Segment Start: GIVEN DATA

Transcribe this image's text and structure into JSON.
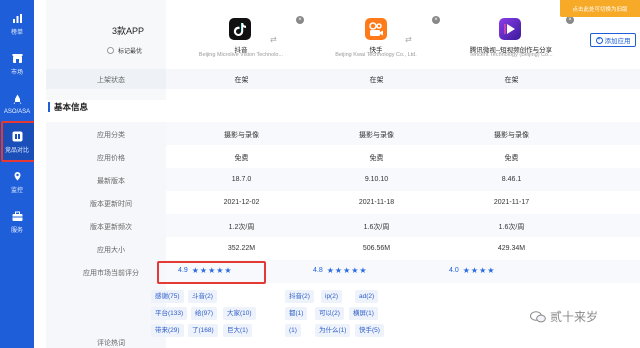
{
  "sidebar": {
    "items": [
      {
        "label": "榜单",
        "icon": "bar-chart-icon"
      },
      {
        "label": "市场",
        "icon": "store-icon"
      },
      {
        "label": "ASO/ASA",
        "icon": "rocket-icon"
      },
      {
        "label": "竞品对比",
        "icon": "compare-icon"
      },
      {
        "label": "监控",
        "icon": "monitor-icon"
      },
      {
        "label": "服务",
        "icon": "briefcase-icon"
      }
    ],
    "active_index": 3
  },
  "toast": "点击此处可切换为旧版",
  "header": {
    "app_count": "3款APP",
    "mark_best": "标记最优",
    "add_button": "添加应用"
  },
  "apps": [
    {
      "name": "抖音",
      "company": "Beijing Microlive Vision Technolo...",
      "icon": "tiktok-icon",
      "color": "#111111"
    },
    {
      "name": "快手",
      "company": "Beijing Kwai Technology Co., Ltd.",
      "icon": "kuaishou-icon",
      "color": "#ff7a1a"
    },
    {
      "name": "腾讯微视--短视频创作与分享",
      "company": "Tencent Technology (Beijing) Co...",
      "icon": "weishi-icon",
      "color": "#6a2ccf"
    }
  ],
  "listing_status": {
    "label": "上架状态",
    "values": [
      "在架",
      "在架",
      "在架"
    ]
  },
  "section": {
    "title": "基本信息"
  },
  "rows": [
    {
      "label": "应用分类",
      "values": [
        "摄影与录像",
        "摄影与录像",
        "摄影与录像"
      ]
    },
    {
      "label": "应用价格",
      "values": [
        "免费",
        "免费",
        "免费"
      ]
    },
    {
      "label": "最新版本",
      "values": [
        "18.7.0",
        "9.10.10",
        "8.46.1"
      ]
    },
    {
      "label": "版本更新时间",
      "values": [
        "2021-12-02",
        "2021-11-18",
        "2021-11-17"
      ]
    },
    {
      "label": "版本更新频次",
      "values": [
        "1.2次/周",
        "1.6次/周",
        "1.6次/周"
      ]
    },
    {
      "label": "应用大小",
      "values": [
        "352.22M",
        "506.56M",
        "429.34M"
      ]
    }
  ],
  "rating_row": {
    "label": "应用市场当前评分",
    "values": [
      {
        "score": "4.9",
        "stars": 5
      },
      {
        "score": "4.8",
        "stars": 5
      },
      {
        "score": "4.0",
        "stars": 4
      }
    ]
  },
  "hot_words_label": "评论热词",
  "tags": {
    "col1": [
      "感谢(75)",
      "斗音(2)",
      "平台(133)",
      "给(97)",
      "大家(10)",
      "带来(29)",
      "了(168)",
      "巨大(1)"
    ],
    "col2": [
      "抖音(2)",
      "ip(2)",
      "ad(2)",
      "都(1)",
      "可以(2)",
      "横屏(1)",
      "(1)",
      "为什么(1)",
      "快手(5)"
    ]
  },
  "watermark": "贰十来岁"
}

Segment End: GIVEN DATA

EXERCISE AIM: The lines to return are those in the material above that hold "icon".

SOLUTION TO THIS PROBLEM:
        "icon": "bar-chart-icon"
        "icon": "store-icon"
        "icon": "rocket-icon"
        "icon": "compare-icon"
        "icon": "monitor-icon"
        "icon": "briefcase-icon"
      "icon": "tiktok-icon",
      "icon": "kuaishou-icon",
      "icon": "weishi-icon",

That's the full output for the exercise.